(Beginning of Input data)

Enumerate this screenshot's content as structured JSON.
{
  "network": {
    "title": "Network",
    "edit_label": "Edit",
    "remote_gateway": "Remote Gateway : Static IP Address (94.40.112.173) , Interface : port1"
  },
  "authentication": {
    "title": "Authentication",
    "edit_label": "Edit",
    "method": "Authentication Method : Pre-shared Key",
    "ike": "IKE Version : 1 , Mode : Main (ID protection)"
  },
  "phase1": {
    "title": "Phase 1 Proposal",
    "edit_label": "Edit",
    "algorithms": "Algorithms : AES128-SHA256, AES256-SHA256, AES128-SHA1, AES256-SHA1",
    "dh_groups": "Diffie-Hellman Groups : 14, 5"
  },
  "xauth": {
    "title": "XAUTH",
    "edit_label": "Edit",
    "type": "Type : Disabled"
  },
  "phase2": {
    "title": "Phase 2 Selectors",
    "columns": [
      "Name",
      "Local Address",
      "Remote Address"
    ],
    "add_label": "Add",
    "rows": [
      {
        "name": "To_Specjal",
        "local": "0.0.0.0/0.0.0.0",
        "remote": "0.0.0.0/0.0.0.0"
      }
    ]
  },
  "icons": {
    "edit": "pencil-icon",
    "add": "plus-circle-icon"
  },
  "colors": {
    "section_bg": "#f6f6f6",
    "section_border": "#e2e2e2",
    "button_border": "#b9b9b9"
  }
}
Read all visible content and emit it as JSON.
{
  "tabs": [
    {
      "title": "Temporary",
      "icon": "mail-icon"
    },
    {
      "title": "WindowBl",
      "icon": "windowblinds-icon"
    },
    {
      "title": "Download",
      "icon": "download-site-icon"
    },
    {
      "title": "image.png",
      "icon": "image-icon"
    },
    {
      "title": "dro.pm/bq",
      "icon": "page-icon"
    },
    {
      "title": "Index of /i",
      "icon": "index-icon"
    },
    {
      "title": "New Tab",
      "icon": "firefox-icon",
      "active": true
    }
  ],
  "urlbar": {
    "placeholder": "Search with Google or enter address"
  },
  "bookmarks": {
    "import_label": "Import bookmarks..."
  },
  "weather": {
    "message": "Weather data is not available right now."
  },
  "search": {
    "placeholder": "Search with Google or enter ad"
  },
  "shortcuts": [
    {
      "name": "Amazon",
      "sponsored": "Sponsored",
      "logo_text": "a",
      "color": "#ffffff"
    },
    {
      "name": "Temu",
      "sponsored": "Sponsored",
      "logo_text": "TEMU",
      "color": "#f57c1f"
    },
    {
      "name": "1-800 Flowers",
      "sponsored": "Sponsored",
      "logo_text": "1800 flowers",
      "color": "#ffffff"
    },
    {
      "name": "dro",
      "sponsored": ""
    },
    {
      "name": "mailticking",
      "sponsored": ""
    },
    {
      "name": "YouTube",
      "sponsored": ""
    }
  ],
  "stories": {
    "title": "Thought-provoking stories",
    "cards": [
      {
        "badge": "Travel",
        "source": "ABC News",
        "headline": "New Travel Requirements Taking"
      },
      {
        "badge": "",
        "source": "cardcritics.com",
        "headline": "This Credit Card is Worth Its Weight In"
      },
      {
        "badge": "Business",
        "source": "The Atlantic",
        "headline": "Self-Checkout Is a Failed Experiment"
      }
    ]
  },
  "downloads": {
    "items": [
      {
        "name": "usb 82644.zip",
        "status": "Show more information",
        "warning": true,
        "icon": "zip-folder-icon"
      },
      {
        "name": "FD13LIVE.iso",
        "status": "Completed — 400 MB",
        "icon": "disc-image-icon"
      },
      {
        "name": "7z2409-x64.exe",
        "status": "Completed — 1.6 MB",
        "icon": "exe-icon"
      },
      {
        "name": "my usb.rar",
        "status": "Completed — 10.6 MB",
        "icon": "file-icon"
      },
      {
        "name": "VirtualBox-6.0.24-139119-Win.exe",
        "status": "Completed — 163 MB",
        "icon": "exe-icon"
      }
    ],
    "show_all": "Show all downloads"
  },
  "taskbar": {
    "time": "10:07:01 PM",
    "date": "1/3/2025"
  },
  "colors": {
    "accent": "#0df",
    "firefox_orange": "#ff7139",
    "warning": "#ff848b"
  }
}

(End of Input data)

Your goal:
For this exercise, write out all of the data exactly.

Result for this exercise:
Enumerate this screenshot's content as structured JSON.
{
  "network": {
    "title": "Network",
    "edit_label": "Edit",
    "remote_gateway": "Remote Gateway : Static IP Address (94.40.112.173) , Interface : port1"
  },
  "authentication": {
    "title": "Authentication",
    "edit_label": "Edit",
    "method": "Authentication Method : Pre-shared Key",
    "ike": "IKE Version : 1 , Mode : Main (ID protection)"
  },
  "phase1": {
    "title": "Phase 1 Proposal",
    "edit_label": "Edit",
    "algorithms": "Algorithms : AES128-SHA256, AES256-SHA256, AES128-SHA1, AES256-SHA1",
    "dh_groups": "Diffie-Hellman Groups : 14, 5"
  },
  "xauth": {
    "title": "XAUTH",
    "edit_label": "Edit",
    "type": "Type : Disabled"
  },
  "phase2": {
    "title": "Phase 2 Selectors",
    "columns": [
      "Name",
      "Local Address",
      "Remote Address"
    ],
    "add_label": "Add",
    "rows": [
      {
        "name": "To_Specjal",
        "local": "0.0.0.0/0.0.0.0",
        "remote": "0.0.0.0/0.0.0.0"
      }
    ]
  },
  "icons": {
    "edit": "pencil-icon",
    "add": "plus-circle-icon"
  },
  "colors": {
    "section_bg": "#f6f6f6",
    "section_border": "#e2e2e2",
    "button_border": "#b9b9b9"
  }
}
Read all visible content and emit it as JSON.
{
  "tabs": [
    {
      "title": "Temporary",
      "icon": "mail-icon"
    },
    {
      "title": "WindowBl",
      "icon": "windowblinds-icon"
    },
    {
      "title": "Download",
      "icon": "download-site-icon"
    },
    {
      "title": "image.png",
      "icon": "image-icon"
    },
    {
      "title": "dro.pm/bq",
      "icon": "page-icon"
    },
    {
      "title": "Index of /i",
      "icon": "index-icon"
    },
    {
      "title": "New Tab",
      "icon": "firefox-icon",
      "active": true
    }
  ],
  "urlbar": {
    "placeholder": "Search with Google or enter address"
  },
  "bookmarks": {
    "import_label": "Import bookmarks..."
  },
  "weather": {
    "message": "Weather data is not available right now."
  },
  "search": {
    "placeholder": "Search with Google or enter ad"
  },
  "shortcuts": [
    {
      "name": "Amazon",
      "sponsored": "Sponsored",
      "logo_text": "a",
      "color": "#ffffff"
    },
    {
      "name": "Temu",
      "sponsored": "Sponsored",
      "logo_text": "TEMU",
      "color": "#f57c1f"
    },
    {
      "name": "1-800 Flowers",
      "sponsored": "Sponsored",
      "logo_text": "1800 flowers",
      "color": "#ffffff"
    },
    {
      "name": "dro",
      "sponsored": ""
    },
    {
      "name": "mailticking",
      "sponsored": ""
    },
    {
      "name": "YouTube",
      "sponsored": ""
    }
  ],
  "stories": {
    "title": "Thought-provoking stories",
    "cards": [
      {
        "badge": "Travel",
        "source": "ABC News",
        "headline": "New Travel Requirements Taking"
      },
      {
        "badge": "",
        "source": "cardcritics.com",
        "headline": "This Credit Card is Worth Its Weight In"
      },
      {
        "badge": "Business",
        "source": "The Atlantic",
        "headline": "Self-Checkout Is a Failed Experiment"
      }
    ]
  },
  "downloads": {
    "items": [
      {
        "name": "usb 82644.zip",
        "status": "Show more information",
        "warning": true,
        "icon": "zip-folder-icon"
      },
      {
        "name": "FD13LIVE.iso",
        "status": "Completed — 400 MB",
        "icon": "disc-image-icon"
      },
      {
        "name": "7z2409-x64.exe",
        "status": "Completed — 1.6 MB",
        "icon": "exe-icon"
      },
      {
        "name": "my usb.rar",
        "status": "Completed — 10.6 MB",
        "icon": "file-icon"
      },
      {
        "name": "VirtualBox-6.0.24-139119-Win.exe",
        "status": "Completed — 163 MB",
        "icon": "exe-icon"
      }
    ],
    "show_all": "Show all downloads"
  },
  "taskbar": {
    "time": "10:07:01 PM",
    "date": "1/3/2025"
  },
  "colors": {
    "accent": "#0df",
    "firefox_orange": "#ff7139",
    "warning": "#ff848b"
  }
}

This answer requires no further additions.